Print all the records exactly, please.
Segment Start: Data
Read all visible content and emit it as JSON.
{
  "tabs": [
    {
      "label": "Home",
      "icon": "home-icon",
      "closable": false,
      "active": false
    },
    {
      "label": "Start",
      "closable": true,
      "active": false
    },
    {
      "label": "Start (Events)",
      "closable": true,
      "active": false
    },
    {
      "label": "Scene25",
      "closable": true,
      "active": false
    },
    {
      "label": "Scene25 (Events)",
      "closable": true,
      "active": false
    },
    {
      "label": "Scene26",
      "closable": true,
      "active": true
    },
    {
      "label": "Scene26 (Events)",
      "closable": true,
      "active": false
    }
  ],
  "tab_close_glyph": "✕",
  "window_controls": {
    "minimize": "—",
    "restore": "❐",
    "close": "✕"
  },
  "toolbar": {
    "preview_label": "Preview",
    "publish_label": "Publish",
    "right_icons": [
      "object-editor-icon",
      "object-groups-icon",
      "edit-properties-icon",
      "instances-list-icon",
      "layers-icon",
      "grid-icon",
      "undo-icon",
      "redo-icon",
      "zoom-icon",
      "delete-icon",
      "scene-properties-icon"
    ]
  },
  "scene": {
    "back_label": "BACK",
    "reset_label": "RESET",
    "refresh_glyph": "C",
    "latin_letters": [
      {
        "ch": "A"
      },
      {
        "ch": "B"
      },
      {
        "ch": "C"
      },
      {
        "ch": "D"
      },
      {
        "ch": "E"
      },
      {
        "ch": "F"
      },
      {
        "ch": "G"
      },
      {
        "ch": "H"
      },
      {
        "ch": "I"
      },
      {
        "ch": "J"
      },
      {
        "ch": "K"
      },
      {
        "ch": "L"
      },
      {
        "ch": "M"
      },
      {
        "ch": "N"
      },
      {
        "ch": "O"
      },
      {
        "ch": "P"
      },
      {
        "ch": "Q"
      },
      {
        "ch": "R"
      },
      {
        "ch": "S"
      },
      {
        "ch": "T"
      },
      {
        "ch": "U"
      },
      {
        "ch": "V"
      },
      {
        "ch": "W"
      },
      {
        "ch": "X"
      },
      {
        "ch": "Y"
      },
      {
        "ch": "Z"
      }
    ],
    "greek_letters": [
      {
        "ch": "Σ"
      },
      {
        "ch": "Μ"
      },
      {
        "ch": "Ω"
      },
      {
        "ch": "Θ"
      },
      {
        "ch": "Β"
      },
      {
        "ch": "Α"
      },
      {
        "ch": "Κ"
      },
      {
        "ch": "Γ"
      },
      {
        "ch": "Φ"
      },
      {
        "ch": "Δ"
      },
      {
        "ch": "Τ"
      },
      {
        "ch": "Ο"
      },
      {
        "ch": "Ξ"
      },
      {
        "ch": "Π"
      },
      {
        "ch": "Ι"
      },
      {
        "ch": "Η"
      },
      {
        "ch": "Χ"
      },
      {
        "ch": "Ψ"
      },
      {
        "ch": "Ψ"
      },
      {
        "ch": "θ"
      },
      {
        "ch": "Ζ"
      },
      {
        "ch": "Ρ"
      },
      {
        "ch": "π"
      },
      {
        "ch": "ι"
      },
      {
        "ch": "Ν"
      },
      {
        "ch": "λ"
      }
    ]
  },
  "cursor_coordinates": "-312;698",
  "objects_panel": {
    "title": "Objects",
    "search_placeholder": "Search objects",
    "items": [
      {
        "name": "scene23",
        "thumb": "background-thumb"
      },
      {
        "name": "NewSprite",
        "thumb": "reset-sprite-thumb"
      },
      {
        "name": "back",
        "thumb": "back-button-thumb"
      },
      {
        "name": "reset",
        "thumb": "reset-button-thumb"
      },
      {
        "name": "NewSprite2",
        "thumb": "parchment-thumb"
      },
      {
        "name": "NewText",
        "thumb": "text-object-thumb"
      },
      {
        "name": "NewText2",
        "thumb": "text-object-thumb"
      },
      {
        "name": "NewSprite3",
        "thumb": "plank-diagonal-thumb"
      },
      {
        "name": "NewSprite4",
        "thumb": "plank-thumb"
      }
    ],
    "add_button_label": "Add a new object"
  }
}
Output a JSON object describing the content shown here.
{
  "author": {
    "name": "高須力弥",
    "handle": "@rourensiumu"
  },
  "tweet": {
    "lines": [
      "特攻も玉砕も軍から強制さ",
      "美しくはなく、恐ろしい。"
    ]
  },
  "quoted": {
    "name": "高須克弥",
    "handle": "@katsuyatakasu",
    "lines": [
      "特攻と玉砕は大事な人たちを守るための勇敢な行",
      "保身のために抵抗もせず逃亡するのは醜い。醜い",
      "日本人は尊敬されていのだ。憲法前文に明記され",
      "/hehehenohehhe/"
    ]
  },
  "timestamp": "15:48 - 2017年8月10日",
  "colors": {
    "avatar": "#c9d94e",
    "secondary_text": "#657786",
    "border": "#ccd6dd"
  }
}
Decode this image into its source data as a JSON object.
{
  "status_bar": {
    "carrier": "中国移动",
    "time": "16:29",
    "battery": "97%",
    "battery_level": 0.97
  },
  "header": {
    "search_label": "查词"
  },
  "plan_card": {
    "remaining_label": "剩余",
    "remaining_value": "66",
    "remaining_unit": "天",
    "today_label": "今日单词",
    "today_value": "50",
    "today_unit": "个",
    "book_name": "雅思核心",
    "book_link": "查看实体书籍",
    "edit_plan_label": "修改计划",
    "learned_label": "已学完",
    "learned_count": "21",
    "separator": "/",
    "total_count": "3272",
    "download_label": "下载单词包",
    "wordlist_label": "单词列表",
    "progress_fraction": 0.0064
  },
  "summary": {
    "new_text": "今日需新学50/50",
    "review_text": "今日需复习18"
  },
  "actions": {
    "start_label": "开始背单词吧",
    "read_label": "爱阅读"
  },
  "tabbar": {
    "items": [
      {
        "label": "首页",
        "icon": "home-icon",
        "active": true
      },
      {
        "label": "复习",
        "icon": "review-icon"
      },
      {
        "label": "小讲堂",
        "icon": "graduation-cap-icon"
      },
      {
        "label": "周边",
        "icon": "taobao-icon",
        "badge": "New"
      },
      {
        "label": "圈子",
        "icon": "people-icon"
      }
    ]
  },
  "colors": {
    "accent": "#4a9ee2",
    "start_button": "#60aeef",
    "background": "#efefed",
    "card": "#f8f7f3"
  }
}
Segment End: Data
#### [Response]
Read all visible content and emit it as JSON.
{
  "tabs": [
    {
      "label": "Home",
      "icon": "home-icon",
      "closable": false,
      "active": false
    },
    {
      "label": "Start",
      "closable": true,
      "active": false
    },
    {
      "label": "Start (Events)",
      "closable": true,
      "active": false
    },
    {
      "label": "Scene25",
      "closable": true,
      "active": false
    },
    {
      "label": "Scene25 (Events)",
      "closable": true,
      "active": false
    },
    {
      "label": "Scene26",
      "closable": true,
      "active": true
    },
    {
      "label": "Scene26 (Events)",
      "closable": true,
      "active": false
    }
  ],
  "tab_close_glyph": "✕",
  "window_controls": {
    "minimize": "—",
    "restore": "❐",
    "close": "✕"
  },
  "toolbar": {
    "preview_label": "Preview",
    "publish_label": "Publish",
    "right_icons": [
      "object-editor-icon",
      "object-groups-icon",
      "edit-properties-icon",
      "instances-list-icon",
      "layers-icon",
      "grid-icon",
      "undo-icon",
      "redo-icon",
      "zoom-icon",
      "delete-icon",
      "scene-properties-icon"
    ]
  },
  "scene": {
    "back_label": "BACK",
    "reset_label": "RESET",
    "refresh_glyph": "C",
    "latin_letters": [
      {
        "ch": "A"
      },
      {
        "ch": "B"
      },
      {
        "ch": "C"
      },
      {
        "ch": "D"
      },
      {
        "ch": "E"
      },
      {
        "ch": "F"
      },
      {
        "ch": "G"
      },
      {
        "ch": "H"
      },
      {
        "ch": "I"
      },
      {
        "ch": "J"
      },
      {
        "ch": "K"
      },
      {
        "ch": "L"
      },
      {
        "ch": "M"
      },
      {
        "ch": "N"
      },
      {
        "ch": "O"
      },
      {
        "ch": "P"
      },
      {
        "ch": "Q"
      },
      {
        "ch": "R"
      },
      {
        "ch": "S"
      },
      {
        "ch": "T"
      },
      {
        "ch": "U"
      },
      {
        "ch": "V"
      },
      {
        "ch": "W"
      },
      {
        "ch": "X"
      },
      {
        "ch": "Y"
      },
      {
        "ch": "Z"
      }
    ],
    "greek_letters": [
      {
        "ch": "Σ"
      },
      {
        "ch": "Μ"
      },
      {
        "ch": "Ω"
      },
      {
        "ch": "Θ"
      },
      {
        "ch": "Β"
      },
      {
        "ch": "Α"
      },
      {
        "ch": "Κ"
      },
      {
        "ch": "Γ"
      },
      {
        "ch": "Φ"
      },
      {
        "ch": "Δ"
      },
      {
        "ch": "Τ"
      },
      {
        "ch": "Ο"
      },
      {
        "ch": "Ξ"
      },
      {
        "ch": "Π"
      },
      {
        "ch": "Ι"
      },
      {
        "ch": "Η"
      },
      {
        "ch": "Χ"
      },
      {
        "ch": "Ψ"
      },
      {
        "ch": "Ψ"
      },
      {
        "ch": "θ"
      },
      {
        "ch": "Ζ"
      },
      {
        "ch": "Ρ"
      },
      {
        "ch": "π"
      },
      {
        "ch": "ι"
      },
      {
        "ch": "Ν"
      },
      {
        "ch": "λ"
      }
    ]
  },
  "cursor_coordinates": "-312;698",
  "objects_panel": {
    "title": "Objects",
    "search_placeholder": "Search objects",
    "items": [
      {
        "name": "scene23",
        "thumb": "background-thumb"
      },
      {
        "name": "NewSprite",
        "thumb": "reset-sprite-thumb"
      },
      {
        "name": "back",
        "thumb": "back-button-thumb"
      },
      {
        "name": "reset",
        "thumb": "reset-button-thumb"
      },
      {
        "name": "NewSprite2",
        "thumb": "parchment-thumb"
      },
      {
        "name": "NewText",
        "thumb": "text-object-thumb"
      },
      {
        "name": "NewText2",
        "thumb": "text-object-thumb"
      },
      {
        "name": "NewSprite3",
        "thumb": "plank-diagonal-thumb"
      },
      {
        "name": "NewSprite4",
        "thumb": "plank-thumb"
      }
    ],
    "add_button_label": "Add a new object"
  }
}
Output a JSON object describing the content shown here.
{
  "author": {
    "name": "高須力弥",
    "handle": "@rourensiumu"
  },
  "tweet": {
    "lines": [
      "特攻も玉砕も軍から強制さ",
      "美しくはなく、恐ろしい。"
    ]
  },
  "quoted": {
    "name": "高須克弥",
    "handle": "@katsuyatakasu",
    "lines": [
      "特攻と玉砕は大事な人たちを守るための勇敢な行",
      "保身のために抵抗もせず逃亡するのは醜い。醜い",
      "日本人は尊敬されていのだ。憲法前文に明記され",
      "/hehehenohehhe/"
    ]
  },
  "timestamp": "15:48 - 2017年8月10日",
  "colors": {
    "avatar": "#c9d94e",
    "secondary_text": "#657786",
    "border": "#ccd6dd"
  }
}
Decode this image into its source data as a JSON object.
{
  "status_bar": {
    "carrier": "中国移动",
    "time": "16:29",
    "battery": "97%",
    "battery_level": 0.97
  },
  "header": {
    "search_label": "查词"
  },
  "plan_card": {
    "remaining_label": "剩余",
    "remaining_value": "66",
    "remaining_unit": "天",
    "today_label": "今日单词",
    "today_value": "50",
    "today_unit": "个",
    "book_name": "雅思核心",
    "book_link": "查看实体书籍",
    "edit_plan_label": "修改计划",
    "learned_label": "已学完",
    "learned_count": "21",
    "separator": "/",
    "total_count": "3272",
    "download_label": "下载单词包",
    "wordlist_label": "单词列表",
    "progress_fraction": 0.0064
  },
  "summary": {
    "new_text": "今日需新学50/50",
    "review_text": "今日需复习18"
  },
  "actions": {
    "start_label": "开始背单词吧",
    "read_label": "爱阅读"
  },
  "tabbar": {
    "items": [
      {
        "label": "首页",
        "icon": "home-icon",
        "active": true
      },
      {
        "label": "复习",
        "icon": "review-icon"
      },
      {
        "label": "小讲堂",
        "icon": "graduation-cap-icon"
      },
      {
        "label": "周边",
        "icon": "taobao-icon",
        "badge": "New"
      },
      {
        "label": "圈子",
        "icon": "people-icon"
      }
    ]
  },
  "colors": {
    "accent": "#4a9ee2",
    "start_button": "#60aeef",
    "background": "#efefed",
    "card": "#f8f7f3"
  }
}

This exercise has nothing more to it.